  • Tai chi
  • Meditation
  • Acupuncture
  • Yoga
  • Art therapy (including visual arts, dance, and music therapy)
  • Hypnosis 
  • Cognitive behavioral therapy

Beyond the practices listed above, any kind of self-care activity can be good for your mental health if it relieves stress — from journaling to HIIT workouts.

The impact of stress on physical health

With so many types of ailments and therapeutic practices, the research possibilities are endless. But one of the core tenets of the mind-body connection is the effect of stress on physical health. 

Studies have shown that exposure to stressful situations can increase white blood cell count. White blood cells are the body’s defense against disease, but too much of them can cause plaque buildup in the arteries, which may lead to heart attacks and strokes. 

Some suspect that the impact of chronic stress is one factor behind the reality that a lower income tends to correlate to a shorter lifespan. A 2006 study in the United Kingdom found that workers in low-level jobs with high stress and little autonomy have more than double the risk of developing metabolic syndrome — a precursor to heart disease, stroke, and diabetes — compared with employees in higher-level jobs. 

Connecting the dots

Ironically, after learning about the mind-body connection, it’s natural to feel anxious about how your mental health may impact your lifespan. But don’t worry: It’s impossible to completely eliminate stress, and that’s not the goal of mindfulness or any other mind-body healing technique. There are plenty of ways to incorporate mind-body techniques into your wellness routine.

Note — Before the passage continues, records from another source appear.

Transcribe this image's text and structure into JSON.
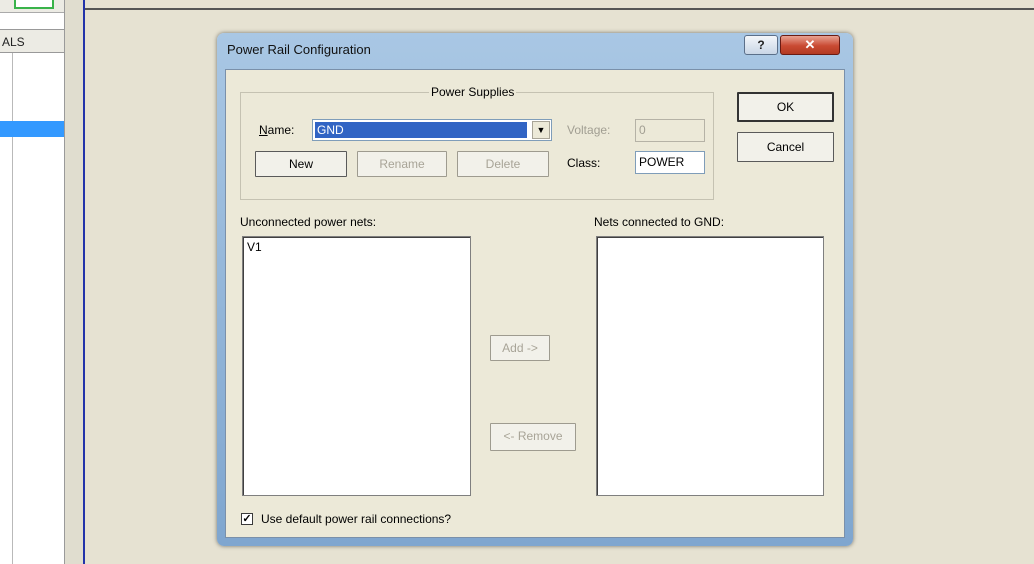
{
  "background": {
    "panel_header": "ALS"
  },
  "dialog": {
    "title": "Power Rail Configuration",
    "help_symbol": "?",
    "close_symbol": "✕",
    "power_supplies": {
      "group_label": "Power Supplies",
      "name_label": "Name:",
      "name_value": "GND",
      "voltage_label": "Voltage:",
      "voltage_value": "0",
      "class_label": "Class:",
      "class_value": "POWER",
      "new_button": "New",
      "rename_button": "Rename",
      "delete_button": "Delete"
    },
    "ok_button": "OK",
    "cancel_button": "Cancel",
    "unconnected_label": "Unconnected power nets:",
    "unconnected_items": [
      "V1"
    ],
    "connected_label": "Nets connected to GND:",
    "connected_items": [],
    "add_button": "Add ->",
    "remove_button": "<- Remove",
    "use_default_label": "Use default power rail connections?",
    "use_default_checked": true
  },
  "colors": {
    "selection": "#3164c4",
    "dialog_face": "#ece9d8",
    "close_button": "#c94a32"
  }
}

You might start with a five-minute meditation each day, then increase the duration and frequency as you grow accustomed to the practice and start noticing benefits. Or maybe you take a break from work or school to stretch or doodle with a pencil and paper. Listen to your mind and body and lean into whatever practice makes you feel good.